**Action item**
Only the lines from the one containing "Transcribe this image's" to the end of the data should be copied, exactly and without pictures.

--------

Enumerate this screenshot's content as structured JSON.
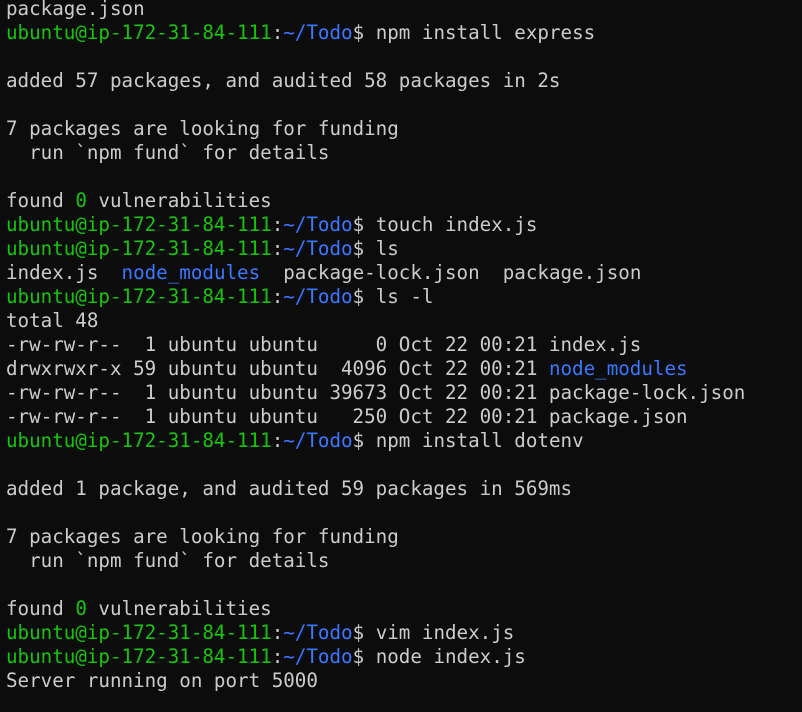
{
  "colors": {
    "background": "#0c0c0c",
    "text": "#cccccc",
    "prompt_user": "#16c60c",
    "prompt_path": "#3b78ff",
    "directory": "#3b78ff",
    "highlight_number": "#16c60c"
  },
  "prompt": {
    "user_host": "ubuntu@ip-172-31-84-111",
    "sep": ":",
    "path": "~/Todo",
    "suffix": "$ "
  },
  "lines": [
    {
      "type": "plain",
      "segments": [
        {
          "text": "package.json",
          "color": "default"
        }
      ]
    },
    {
      "type": "prompt",
      "cmd": "npm install express"
    },
    {
      "type": "plain",
      "segments": []
    },
    {
      "type": "plain",
      "segments": [
        {
          "text": "added 57 packages, and audited 58 packages in 2s",
          "color": "default"
        }
      ]
    },
    {
      "type": "plain",
      "segments": []
    },
    {
      "type": "plain",
      "segments": [
        {
          "text": "7 packages are looking for funding",
          "color": "default"
        }
      ]
    },
    {
      "type": "plain",
      "segments": [
        {
          "text": "  run `npm fund` for details",
          "color": "default"
        }
      ]
    },
    {
      "type": "plain",
      "segments": []
    },
    {
      "type": "plain",
      "segments": [
        {
          "text": "found ",
          "color": "default"
        },
        {
          "text": "0",
          "color": "green"
        },
        {
          "text": " vulnerabilities",
          "color": "default"
        }
      ]
    },
    {
      "type": "prompt",
      "cmd": "touch index.js"
    },
    {
      "type": "prompt",
      "cmd": "ls"
    },
    {
      "type": "plain",
      "segments": [
        {
          "text": "index.js  ",
          "color": "default"
        },
        {
          "text": "node_modules",
          "color": "blue"
        },
        {
          "text": "  package-lock.json  package.json",
          "color": "default"
        }
      ]
    },
    {
      "type": "prompt",
      "cmd": "ls -l"
    },
    {
      "type": "plain",
      "segments": [
        {
          "text": "total 48",
          "color": "default"
        }
      ]
    },
    {
      "type": "plain",
      "segments": [
        {
          "text": "-rw-rw-r--  1 ubuntu ubuntu     0 Oct 22 00:21 index.js",
          "color": "default"
        }
      ]
    },
    {
      "type": "plain",
      "segments": [
        {
          "text": "drwxrwxr-x 59 ubuntu ubuntu  4096 Oct 22 00:21 ",
          "color": "default"
        },
        {
          "text": "node_modules",
          "color": "blue"
        }
      ]
    },
    {
      "type": "plain",
      "segments": [
        {
          "text": "-rw-rw-r--  1 ubuntu ubuntu 39673 Oct 22 00:21 package-lock.json",
          "color": "default"
        }
      ]
    },
    {
      "type": "plain",
      "segments": [
        {
          "text": "-rw-rw-r--  1 ubuntu ubuntu   250 Oct 22 00:21 package.json",
          "color": "default"
        }
      ]
    },
    {
      "type": "prompt",
      "cmd": "npm install dotenv"
    },
    {
      "type": "plain",
      "segments": []
    },
    {
      "type": "plain",
      "segments": [
        {
          "text": "added 1 package, and audited 59 packages in 569ms",
          "color": "default"
        }
      ]
    },
    {
      "type": "plain",
      "segments": []
    },
    {
      "type": "plain",
      "segments": [
        {
          "text": "7 packages are looking for funding",
          "color": "default"
        }
      ]
    },
    {
      "type": "plain",
      "segments": [
        {
          "text": "  run `npm fund` for details",
          "color": "default"
        }
      ]
    },
    {
      "type": "plain",
      "segments": []
    },
    {
      "type": "plain",
      "segments": [
        {
          "text": "found ",
          "color": "default"
        },
        {
          "text": "0",
          "color": "green"
        },
        {
          "text": " vulnerabilities",
          "color": "default"
        }
      ]
    },
    {
      "type": "prompt",
      "cmd": "vim index.js"
    },
    {
      "type": "prompt",
      "cmd": "node index.js"
    },
    {
      "type": "plain",
      "segments": [
        {
          "text": "Server running on port 5000",
          "color": "default"
        }
      ]
    }
  ]
}
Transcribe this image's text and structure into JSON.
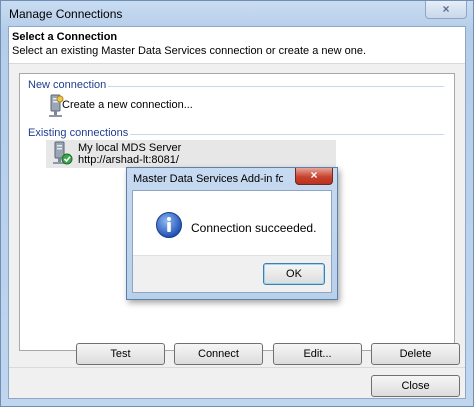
{
  "window": {
    "title": "Manage Connections",
    "close_glyph": "×"
  },
  "header": {
    "title": "Select a Connection",
    "subtitle": "Select an existing Master Data Services connection or create a new one."
  },
  "list": {
    "new_group_label": "New connection",
    "new_item_label": "Create a new connection...",
    "new_item_icon": "server-add-icon",
    "existing_group_label": "Existing connections",
    "existing_items": [
      {
        "name": "My local MDS Server",
        "url": "http://arshad-lt:8081/",
        "icon": "server-connected-icon"
      }
    ]
  },
  "buttons": {
    "test": "Test",
    "connect": "Connect",
    "edit": "Edit...",
    "delete": "Delete",
    "close": "Close"
  },
  "dialog": {
    "title": "Master Data Services Add-in for Exc...",
    "close_glyph": "×",
    "message": "Connection succeeded.",
    "ok": "OK",
    "icon": "info-icon"
  },
  "colors": {
    "accent": "#1e3f8f",
    "close_red": "#c8432f",
    "info_blue": "#2a64c8"
  }
}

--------

**Answer to the exercise**
Transcribe this image's text and structure into JSON.
{
  "window": {
    "title": "Manage Connections",
    "close_glyph": "×"
  },
  "header": {
    "title": "Select a Connection",
    "subtitle": "Select an existing Master Data Services connection or create a new one."
  },
  "list": {
    "new_group_label": "New connection",
    "new_item_label": "Create a new connection...",
    "new_item_icon": "server-add-icon",
    "existing_group_label": "Existing connections",
    "existing_items": [
      {
        "name": "My local MDS Server",
        "url": "http://arshad-lt:8081/",
        "icon": "server-connected-icon"
      }
    ]
  },
  "buttons": {
    "test": "Test",
    "connect": "Connect",
    "edit": "Edit...",
    "delete": "Delete",
    "close": "Close"
  },
  "dialog": {
    "title": "Master Data Services Add-in for Exc...",
    "close_glyph": "×",
    "message": "Connection succeeded.",
    "ok": "OK",
    "icon": "info-icon"
  },
  "colors": {
    "accent": "#1e3f8f",
    "close_red": "#c8432f",
    "info_blue": "#2a64c8"
  }
}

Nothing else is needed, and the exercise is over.